Forests provide a wide range of provisioning, regulating, cultural and supporting services for human well being collectively known as ecosystem services. The sustainability of forest ecosystems depends on sustained management, efficient utilization and effective protection measures against deforestation and forest degradation. Present global discussions on forest degradation have been focused on reduction of emissions from source and removal of enhancement from the sink i.e. carbon services. In Nepal, the role of other ecosystem services such as water harvesting, soil conservation, biodiversity conservation are also equally important for sustaining rural livelihoods and maintaining environmental condition. Hence, it is imperative to develop common understanding on forest degradation among the forest users, professionals, policy makers, and the politicians. This will be helpful developing appropriate public policy to address the problem of forest degradation. This paper aims to review the past forest resource assessments, methodologies and findings on forest degradation. The study observed that differentiation on forest quality was recognized since the first forest resources assessment in the early 1960s. Similarly, all forest resource assessments have identified criteria and indicators for capturing forest degradation. Forest degradation has been understood as reduction in production capacity of commercial timber volume. Change in tree canopy cover was used as a key criterion in assessments. Degradation was assessed through canopy closure, tree density, regeneration capacity, stand maturity, lopping, species dominancy, grazing, and soil surface erosion. Forest with no well defined stems has been defined as a shrub land which increased at a rate of 5.57 percent per year from 1978/79 to 1994. The assessment methodologies include field survey, satellite images, aerial photography, ground checks or a combination of these. Finally the paper concludes by offering potential methods for assessing forest degradation in Nepal. These assessments focused on investigating the association of canopy cover with the commercial timber volume. This approach neither recognizes ongoing degradation within the dense canopy forests nor the under storey degradation. In addition, the trade off of different kinds of ecosystem services was not considered. The use of satellite images with field survey could be a suitable approach for assessing forest degradation based on the resultant outcomes of all kinds of forest ecosystem services. A participatory valuation approach using Ecosystem Service Index (ESI) to assess forest degradation is recommended rather than accounting of individual services. Finally, the paper argues that the scale of forest services should be understood comprehensively to prevent the emergence of new drivers of degradation. Hence, forest degradation should be understood as the reduction in the capacity of forests to produce ecosystem services.(K. P. ACHARYA, R.B. DANGI)
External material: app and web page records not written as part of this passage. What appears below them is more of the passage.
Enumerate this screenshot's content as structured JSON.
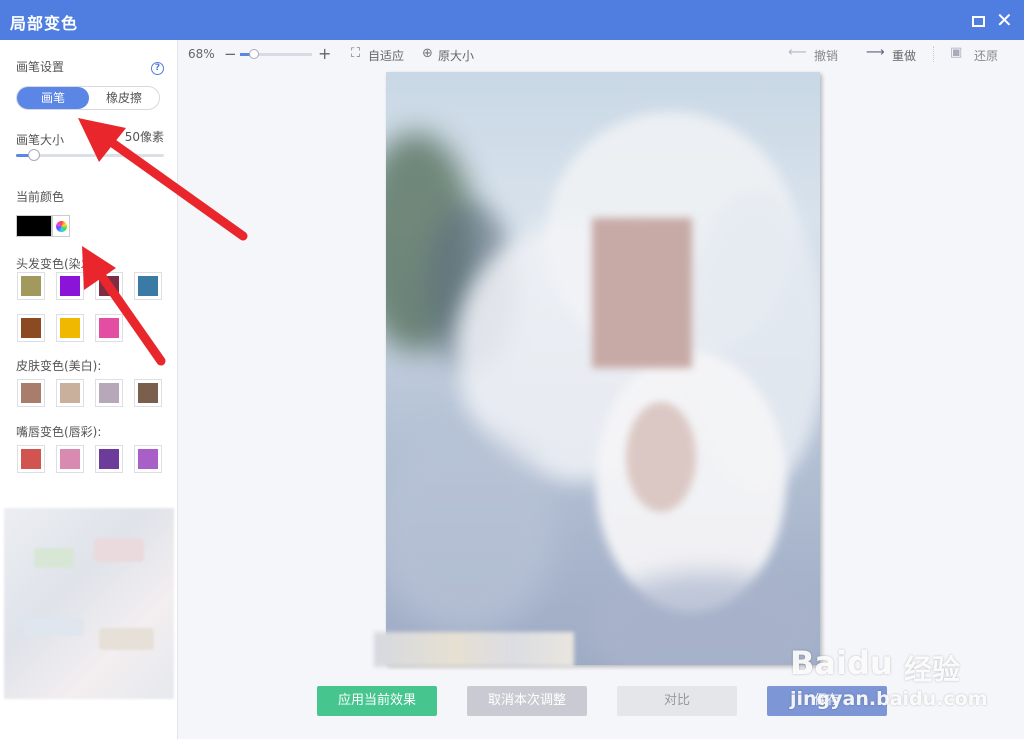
{
  "window": {
    "title": "局部变色"
  },
  "sidebar": {
    "brush_settings_label": "画笔设置",
    "help_label": "?",
    "modes": {
      "brush": "画笔",
      "eraser": "橡皮擦"
    },
    "brush_size_label": "画笔大小",
    "brush_size_value": "50像素",
    "brush_size_fraction": 0.12,
    "current_color_label": "当前颜色",
    "current_color": "#000000",
    "hair_label": "头发变色(染发):",
    "hair_colors": [
      "#a19a5c",
      "#8a14d8",
      "#7d2e45",
      "#3a7aa5",
      "#8c4a22",
      "#f0b800",
      "#e44ea2"
    ],
    "skin_label": "皮肤变色(美白):",
    "skin_colors": [
      "#a97d6b",
      "#c8b09c",
      "#b6a8b8",
      "#7a5f4c"
    ],
    "lip_label": "嘴唇变色(唇彩):",
    "lip_colors": [
      "#d25450",
      "#d98ab0",
      "#6d3b99",
      "#a860c8"
    ]
  },
  "toolbar": {
    "zoom_level": "68%",
    "zoom_fraction": 0.2,
    "minus_label": "−",
    "plus_label": "+",
    "fit_label": "自适应",
    "original_label": "原大小",
    "undo_label": "撤销",
    "redo_label": "重做",
    "restore_label": "还原"
  },
  "actions": {
    "apply": "应用当前效果",
    "cancel": "取消本次调整",
    "compare": "对比",
    "save": "保存"
  },
  "watermark": {
    "brand": "Baidu",
    "brand_cn": "经验",
    "url": "jingyan.baidu.com"
  },
  "colors": {
    "accent": "#4f7ee0",
    "apply": "#46c58e",
    "arrow": "#e8262b"
  }
}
Publisher: FAO Type / Script:
Progress Report  in  English
Keywords:
FOREST, SHRUB, DEGRADATION, METHOD, ECOSYSTEM VALUATION, FOREST RESOURCE ASSESSMENT, SUSTAINABLE FOREST MANAGEMENT, RESULT, FOREST INVENTORIES, FOREST SURVEYS, AGRICULTURAL MANAGEMENT, FOREST POLICY, RESOURCES CONSERVATION
Thematic Group:
FAO, (2009)
Thesaurus:
04.05.00 - Forestry
PDF | File Size: 662 KB   Download
Feeder: LUNI SHRESTHA, Editor: , Auditor:
...